I have had knee problems in the past, but it probably has more to do with the fact that I was a competitive runner than anything else. I competed in cross country, indoor, and outdoor track in high school and indoor and outdoor track in college, trained with the cross country team, and played soccer. I can share some other research with you if you would like that I have discovered about joint problems, but would prefer to do it privately, as I don't care to be blasted on here for "believing in pseudo-science".
On that topic, let me just say that there is a branch of naturopathic doctors...I believe it is...naturopathic doctors, who have to have medical degrees before they become naturopathic doctors. So that isn't just a bunch of fluff stuff that people just make up. There is absolutely nothing wrong with going the natural route and taking better care of your body with exercise and/or nutrition before something actually happens rather than pumping yourself full of the latest trends in medications just to make yourself a "great person".
And, btw...often times, the medications you get going to the doctors' are the latest trends being sold on the market that they got the most kickbacks for, or that were sold to them by the "cutest" pharmaceutical reps. But don't get me started on that tangent.
One last anecdote I will leave you with. I had a kidney infection when I was in school, and I spent more time in the infirmary than I did in class. Every week, I would go, and they'd give me the "latest and the greatest" cocktail of drugs for kidney infections. Sure, they worked really quickly to take out the infection, but as soon as the infection cleared up and I went off of them, the signs would come right back. I did my research, and decided to stop going to the infirmary, since it was really doing me no good. I started drinking cranberry juice instead to rid my body of the backteria which kept coming back, and my kidney infection cleared right up, and I never had to go back to the doctor again for it.

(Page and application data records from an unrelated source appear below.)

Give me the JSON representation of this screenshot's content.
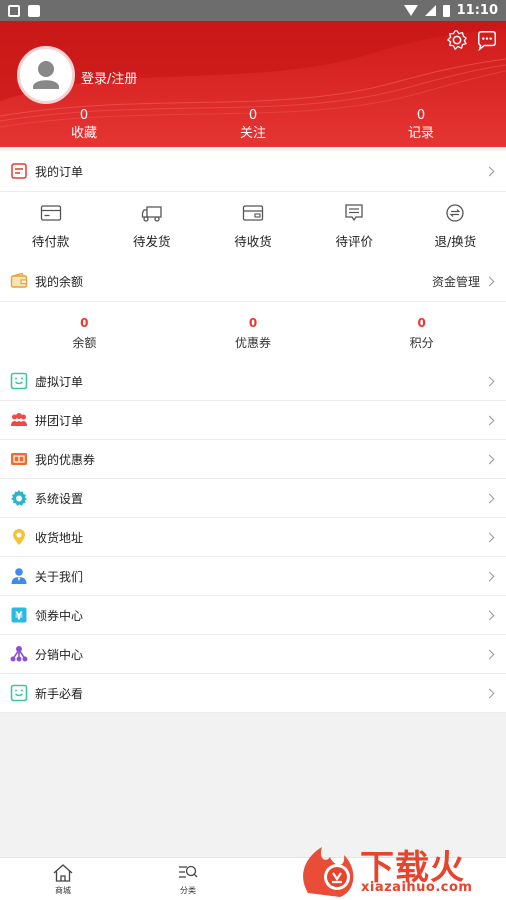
{
  "status_bar": {
    "time": "11:10"
  },
  "header": {
    "login_label": "登录/注册",
    "stats": [
      {
        "value": "0",
        "label": "收藏"
      },
      {
        "value": "0",
        "label": "关注"
      },
      {
        "value": "0",
        "label": "记录"
      }
    ]
  },
  "orders": {
    "title": "我的订单",
    "items": [
      {
        "label": "待付款",
        "icon": "wallet-card-icon"
      },
      {
        "label": "待发货",
        "icon": "truck-icon"
      },
      {
        "label": "待收货",
        "icon": "card-receive-icon"
      },
      {
        "label": "待评价",
        "icon": "comment-icon"
      },
      {
        "label": "退/换货",
        "icon": "return-exchange-icon"
      }
    ]
  },
  "balance": {
    "title": "我的余额",
    "manage_label": "资金管理",
    "items": [
      {
        "value": "0",
        "label": "余额"
      },
      {
        "value": "0",
        "label": "优惠券"
      },
      {
        "value": "0",
        "label": "积分"
      }
    ]
  },
  "menu": [
    {
      "label": "虚拟订单",
      "icon": "virtual-order-icon"
    },
    {
      "label": "拼团订单",
      "icon": "group-buy-icon"
    },
    {
      "label": "我的优惠券",
      "icon": "coupon-icon"
    },
    {
      "label": "系统设置",
      "icon": "gear-icon"
    },
    {
      "label": "收货地址",
      "icon": "location-icon"
    },
    {
      "label": "关于我们",
      "icon": "person-icon"
    },
    {
      "label": "领券中心",
      "icon": "yuan-coupon-icon"
    },
    {
      "label": "分销中心",
      "icon": "network-icon"
    },
    {
      "label": "新手必看",
      "icon": "guide-icon"
    }
  ],
  "tabbar": {
    "items": [
      {
        "label": "商城",
        "icon": "home-icon"
      },
      {
        "label": "分类",
        "icon": "category-search-icon"
      }
    ]
  },
  "watermark": {
    "title": "下载火",
    "url": "xiazaihuo.com"
  },
  "colors": {
    "brand_red": "#e53533",
    "value_red": "#e8382f"
  }
}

Sometimes, with things in medicine, especially with pain killers, you're simply taking away a signal the body is trying to give you that you need to rest whatever part it is that is being stressed. With pain killers, sometimes, your leg hurts for a reason, and if you pump yourself full of pain killers so you can keep running, or doing whatever it is you are trying to do, then you are just going to hurt your leg worse, because the pain is gone, but the problem/injury is not. I do find it interesting that massage helped. When I used to take gymnastics, massage helped my cavs greatly. I used to massage my cavs after every session every week. I'd come away with sore cavs, and I would massage them, and they would be feeling great at the end of it. I had a shoulder problem as well from an injury I sustained from incorrect lifting of weights a couple of years ago, and massaged helped it as well. I am sure it could go away completely if I could quit using it in the way that I have to sometimes, but I am sure I will figure out the right modifications eventually to make the pain go away. If I could afford it, I would pay to get massaged all the time. I love them.
Superior weight in Anna. Thumbs up to you. It is good to visit your trusted chiropractor if you experience chronic wrist pain. It is a pill free way of achieving wellness.